INDIANAPOLIS, Ind. — An amendment to ban same-sex marriage in Indiana moved forward on Monday, as a House committee voted in favor of sending the bill to the House floor.
Same-sex marriage is already illegal in the state of Indiana, but marriage equality opponents say it needs to be in the constitution.
The state Senate has passed the constitutional ban in recent years, but it has always died in the House, which Democrats controlled up to this year.
The Republican-controlled committee approved the bill 8-4, sending it to the House floor for amendments and consideration.
Several previous efforts to add a ban on gay marriage to the constitution have failed, but this year could be different since Republicans now have a majority in both houses.

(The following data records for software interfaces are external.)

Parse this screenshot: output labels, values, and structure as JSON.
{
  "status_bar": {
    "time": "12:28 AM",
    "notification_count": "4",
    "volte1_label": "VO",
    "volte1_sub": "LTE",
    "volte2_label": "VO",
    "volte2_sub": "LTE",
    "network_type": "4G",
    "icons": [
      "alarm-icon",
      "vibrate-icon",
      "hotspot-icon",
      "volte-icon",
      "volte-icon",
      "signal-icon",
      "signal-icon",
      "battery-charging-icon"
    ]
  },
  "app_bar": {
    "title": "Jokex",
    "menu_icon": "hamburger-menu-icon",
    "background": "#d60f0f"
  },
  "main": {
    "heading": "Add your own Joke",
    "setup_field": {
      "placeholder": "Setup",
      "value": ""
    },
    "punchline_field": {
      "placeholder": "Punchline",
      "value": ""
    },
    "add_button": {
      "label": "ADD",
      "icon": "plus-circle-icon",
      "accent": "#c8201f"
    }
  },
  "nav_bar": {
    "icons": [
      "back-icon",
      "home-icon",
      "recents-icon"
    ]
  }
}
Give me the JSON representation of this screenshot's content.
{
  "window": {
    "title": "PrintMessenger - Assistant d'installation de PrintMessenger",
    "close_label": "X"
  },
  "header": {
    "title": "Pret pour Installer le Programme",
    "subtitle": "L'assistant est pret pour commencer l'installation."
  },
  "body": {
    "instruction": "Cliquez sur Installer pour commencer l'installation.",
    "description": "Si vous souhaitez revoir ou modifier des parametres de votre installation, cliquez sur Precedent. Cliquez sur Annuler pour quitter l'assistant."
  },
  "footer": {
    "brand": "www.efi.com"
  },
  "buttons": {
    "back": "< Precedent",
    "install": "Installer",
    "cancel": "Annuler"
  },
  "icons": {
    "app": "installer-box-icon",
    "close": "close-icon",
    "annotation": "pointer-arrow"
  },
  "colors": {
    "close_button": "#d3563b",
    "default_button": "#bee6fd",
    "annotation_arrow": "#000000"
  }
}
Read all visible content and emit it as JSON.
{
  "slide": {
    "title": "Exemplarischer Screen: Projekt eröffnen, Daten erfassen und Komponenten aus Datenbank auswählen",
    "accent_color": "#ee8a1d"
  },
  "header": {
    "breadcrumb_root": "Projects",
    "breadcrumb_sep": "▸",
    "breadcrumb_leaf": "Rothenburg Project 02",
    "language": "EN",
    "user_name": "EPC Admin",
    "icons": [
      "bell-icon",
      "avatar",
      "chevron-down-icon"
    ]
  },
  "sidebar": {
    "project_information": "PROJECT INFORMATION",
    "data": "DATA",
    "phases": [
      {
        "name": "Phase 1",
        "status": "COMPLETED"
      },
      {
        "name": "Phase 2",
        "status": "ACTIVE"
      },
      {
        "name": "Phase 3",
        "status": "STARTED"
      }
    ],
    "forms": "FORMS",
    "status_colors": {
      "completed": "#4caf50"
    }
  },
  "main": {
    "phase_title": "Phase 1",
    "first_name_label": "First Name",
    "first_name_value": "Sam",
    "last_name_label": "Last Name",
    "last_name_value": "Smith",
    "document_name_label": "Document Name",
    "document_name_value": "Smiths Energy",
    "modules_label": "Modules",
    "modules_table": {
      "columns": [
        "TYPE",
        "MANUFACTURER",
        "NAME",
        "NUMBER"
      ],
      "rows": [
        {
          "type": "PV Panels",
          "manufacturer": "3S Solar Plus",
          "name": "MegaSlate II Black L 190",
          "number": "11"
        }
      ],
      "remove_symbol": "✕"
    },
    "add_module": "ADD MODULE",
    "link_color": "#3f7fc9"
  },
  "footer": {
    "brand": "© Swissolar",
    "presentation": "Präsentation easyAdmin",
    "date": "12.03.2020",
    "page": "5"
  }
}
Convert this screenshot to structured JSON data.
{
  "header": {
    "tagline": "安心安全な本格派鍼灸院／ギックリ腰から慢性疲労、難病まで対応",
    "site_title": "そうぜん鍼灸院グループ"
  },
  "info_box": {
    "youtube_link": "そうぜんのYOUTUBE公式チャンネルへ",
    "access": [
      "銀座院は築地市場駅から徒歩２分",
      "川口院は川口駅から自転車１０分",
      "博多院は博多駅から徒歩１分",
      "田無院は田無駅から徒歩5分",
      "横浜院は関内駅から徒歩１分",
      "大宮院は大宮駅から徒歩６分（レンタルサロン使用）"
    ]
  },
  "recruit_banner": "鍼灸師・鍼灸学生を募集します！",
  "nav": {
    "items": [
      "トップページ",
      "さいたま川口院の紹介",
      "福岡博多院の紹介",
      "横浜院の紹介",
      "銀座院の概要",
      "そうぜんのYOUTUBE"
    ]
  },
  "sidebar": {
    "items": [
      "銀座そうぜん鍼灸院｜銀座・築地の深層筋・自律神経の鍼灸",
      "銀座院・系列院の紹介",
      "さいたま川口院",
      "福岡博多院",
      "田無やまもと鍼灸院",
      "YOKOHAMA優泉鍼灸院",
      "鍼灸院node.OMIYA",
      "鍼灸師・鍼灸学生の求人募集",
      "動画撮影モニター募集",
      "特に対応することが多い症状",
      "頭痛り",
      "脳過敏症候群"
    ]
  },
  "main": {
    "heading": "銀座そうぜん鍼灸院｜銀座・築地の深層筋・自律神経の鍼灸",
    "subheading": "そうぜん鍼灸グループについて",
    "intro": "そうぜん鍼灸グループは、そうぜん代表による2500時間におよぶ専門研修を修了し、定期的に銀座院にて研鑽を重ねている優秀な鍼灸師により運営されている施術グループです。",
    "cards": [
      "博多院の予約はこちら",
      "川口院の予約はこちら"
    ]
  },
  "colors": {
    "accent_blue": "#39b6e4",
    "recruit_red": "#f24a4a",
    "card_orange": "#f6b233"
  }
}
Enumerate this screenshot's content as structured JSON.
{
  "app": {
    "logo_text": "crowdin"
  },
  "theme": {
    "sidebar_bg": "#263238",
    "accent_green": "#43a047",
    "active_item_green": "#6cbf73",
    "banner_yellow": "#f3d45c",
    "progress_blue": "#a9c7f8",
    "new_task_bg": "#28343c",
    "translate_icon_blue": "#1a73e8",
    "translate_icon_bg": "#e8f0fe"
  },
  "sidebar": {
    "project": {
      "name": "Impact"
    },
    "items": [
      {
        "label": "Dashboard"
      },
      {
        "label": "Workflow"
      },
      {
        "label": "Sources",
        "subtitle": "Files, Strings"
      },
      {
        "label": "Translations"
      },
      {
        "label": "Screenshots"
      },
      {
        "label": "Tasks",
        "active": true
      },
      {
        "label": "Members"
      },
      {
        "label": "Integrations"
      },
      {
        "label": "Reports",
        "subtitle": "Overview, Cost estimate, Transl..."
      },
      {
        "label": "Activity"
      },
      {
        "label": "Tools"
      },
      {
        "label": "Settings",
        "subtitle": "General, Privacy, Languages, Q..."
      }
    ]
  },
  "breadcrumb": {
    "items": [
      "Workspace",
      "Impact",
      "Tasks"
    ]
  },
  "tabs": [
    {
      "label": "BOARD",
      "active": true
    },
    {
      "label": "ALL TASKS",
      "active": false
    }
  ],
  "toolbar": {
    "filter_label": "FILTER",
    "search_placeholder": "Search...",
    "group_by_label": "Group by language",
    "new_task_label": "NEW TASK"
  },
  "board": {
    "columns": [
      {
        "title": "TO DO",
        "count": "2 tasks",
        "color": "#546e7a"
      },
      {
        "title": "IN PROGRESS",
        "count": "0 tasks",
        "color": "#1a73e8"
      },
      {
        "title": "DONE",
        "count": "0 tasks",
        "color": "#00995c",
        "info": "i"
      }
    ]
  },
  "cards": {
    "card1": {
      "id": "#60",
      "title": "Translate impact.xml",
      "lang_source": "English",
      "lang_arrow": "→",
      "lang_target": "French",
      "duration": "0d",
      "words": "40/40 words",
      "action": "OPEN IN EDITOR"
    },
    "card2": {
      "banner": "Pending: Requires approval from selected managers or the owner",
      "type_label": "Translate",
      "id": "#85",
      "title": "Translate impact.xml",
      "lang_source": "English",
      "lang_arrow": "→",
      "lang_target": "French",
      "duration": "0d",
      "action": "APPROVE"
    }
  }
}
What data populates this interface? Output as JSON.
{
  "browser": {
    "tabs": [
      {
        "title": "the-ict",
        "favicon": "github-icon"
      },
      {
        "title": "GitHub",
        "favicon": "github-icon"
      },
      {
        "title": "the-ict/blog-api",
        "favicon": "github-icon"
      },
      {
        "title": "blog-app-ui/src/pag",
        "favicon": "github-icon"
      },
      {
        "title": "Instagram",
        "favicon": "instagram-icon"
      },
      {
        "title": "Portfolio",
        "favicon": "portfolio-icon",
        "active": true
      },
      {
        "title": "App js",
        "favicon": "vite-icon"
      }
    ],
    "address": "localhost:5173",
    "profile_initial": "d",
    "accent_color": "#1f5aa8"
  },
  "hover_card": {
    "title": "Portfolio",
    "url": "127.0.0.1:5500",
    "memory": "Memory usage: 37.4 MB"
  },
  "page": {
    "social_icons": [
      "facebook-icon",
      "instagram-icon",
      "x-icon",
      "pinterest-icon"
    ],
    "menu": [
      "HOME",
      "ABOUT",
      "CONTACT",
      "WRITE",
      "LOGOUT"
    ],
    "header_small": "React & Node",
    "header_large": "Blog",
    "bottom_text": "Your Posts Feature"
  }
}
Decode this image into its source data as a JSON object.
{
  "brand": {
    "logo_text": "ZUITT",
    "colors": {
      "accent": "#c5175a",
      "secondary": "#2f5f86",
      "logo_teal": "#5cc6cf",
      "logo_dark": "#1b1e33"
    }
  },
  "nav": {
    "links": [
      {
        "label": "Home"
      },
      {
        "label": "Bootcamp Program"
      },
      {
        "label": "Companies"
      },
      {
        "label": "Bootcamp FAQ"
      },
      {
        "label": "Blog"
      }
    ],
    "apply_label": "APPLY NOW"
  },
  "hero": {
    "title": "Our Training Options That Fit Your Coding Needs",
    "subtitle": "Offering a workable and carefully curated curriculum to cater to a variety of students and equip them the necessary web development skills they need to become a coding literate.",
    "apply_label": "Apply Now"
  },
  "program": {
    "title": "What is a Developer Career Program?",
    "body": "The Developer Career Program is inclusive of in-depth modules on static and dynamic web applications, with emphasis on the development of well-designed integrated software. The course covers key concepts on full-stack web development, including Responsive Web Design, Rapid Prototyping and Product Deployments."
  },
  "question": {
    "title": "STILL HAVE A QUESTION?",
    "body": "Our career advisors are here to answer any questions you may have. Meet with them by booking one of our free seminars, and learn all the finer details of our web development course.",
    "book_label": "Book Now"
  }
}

Even if the measure passes this year, however, it would still have to be approved by another, separately elected legislature and then in a referendum by voters, before being placed into the state’s founding document.
The bill’s sponsor, Rep. Eric Turner (R-Marion, Ind.) said it’s a matter of protecting the existing law from being declared “unconstitutional” in court.
“It’s state sanctioned discrimination. Two straight people can go to Vegas, be intoxicated and be married by an Elvis impersonator and what we’re saying in Indiana is that two people in a committed relationship that care for each other can’t achieve that status. I really have a hard time understanding that,” said Unitarian Minister Andy Burnette.